Polyester-based coatings share the same tough performance once cured, but are highly UV resistant, making them an ideal choice for outdoor applications. Other forms of thermoset powder have a variety of performance capabilities that are used for specific situations.
Acrylic-based thermoset powders form a beautiful, thin glossy coating that has excellent UV resistance, and offer good chemical and corrosion resistance too, but are less hard wearing than other options. Great for outdoor use, but not in areas where they would attract a lot of wear, such as handrails and similar.
For thermoset powders based around polyurethane resin, they produce excellent, hard-wearing coatings with high gloss resilience, and present a versatile option that performs well in most applications.
Getting the best performance from any powder coating requires choosing the right materials, and thermoset coatings are no different in this regard.
The benefits of thermoset powder coating
One of the key aspects of thermoset powder coating is the chemical change that takes place during the process. This is not present in other options such as thermoplastic powder coating and is the reason why thermoset coatings are so hard wearing. In its powdered state, thermoset material or any type tends to have a much lower molecular weight that other coating materials, usually requiring less heat to melt, making it a more energy efficient process.
The cross-linking that occurs, whether between molecules of the coating itself or with other reactive elements, forming a coating with a much higher molecular weight, and it is here that the advantages materialize.
The resultant finish is robust, and can be created in gloss or semi-gloss, making it ideal for a wide variety of applications, with everything from home appliances such as refrigerators and washing machines to garden furniture and a wide range of marine and industrial equipment depending on the exact thermoset powder being used.
Next time you see a large truck pass by, take a look at the wheels, possibly one of the harshest environments for everyday use, they are exposed to the weather, road salt and all kinds of contaminants every day. Polyester-based thermoset powders are frequently used to color and protect these wheels, with the extremely hard-wearing nature of the finish and array of colors providing excellent properties for this application.
Polyurethane based coatings offer some of the highest levels of weather resistance, and as such are often used in light poles and building facades, as well as industrial applications where objects will be exposed to corrosive environments, including sea water and chemical spills.
Appearance of thermoset coatings
While the overall properties of the thermoset powder coating provide a range of options to suit most situations, it is the appearance of the cured coating that we notice most. In the early days of the technology, there were few options, but today, no matter which type of thermoset powder coating chosen, there is an almost limitless range of colors and finishes available.
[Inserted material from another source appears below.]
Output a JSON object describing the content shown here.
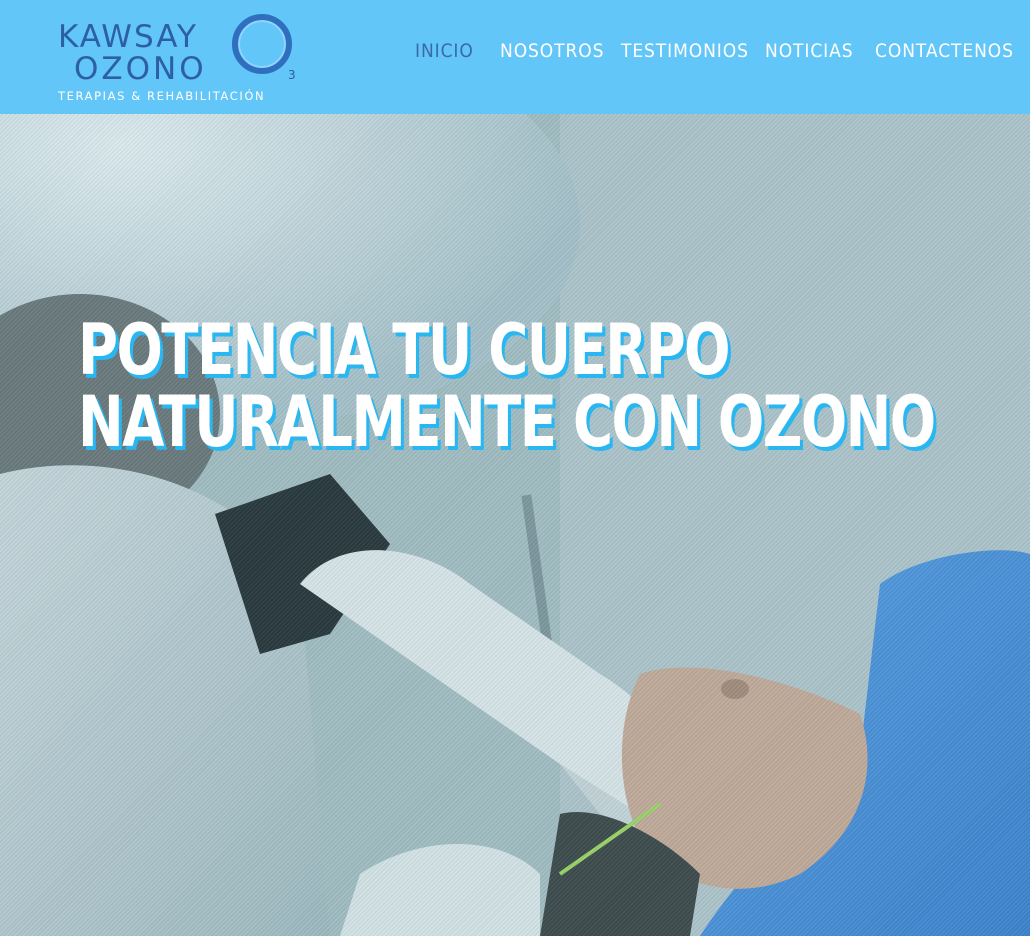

Bespoke color mixes are possible, but with thousands of shades available off the shelf there is usually something to suit any project. But the possibilities do not end with the color choice, everything from completely matte to a high gloss finish are also available, alongside a range of tints that add a metallic look, hammertones that give an antique look, a weathered look, and granite or marble effects, even a rusty appearance is possible if needed. This combination of high performance and almost endless appearance options means there is a thermoset powder coating option for almost every application. We interact with them every day,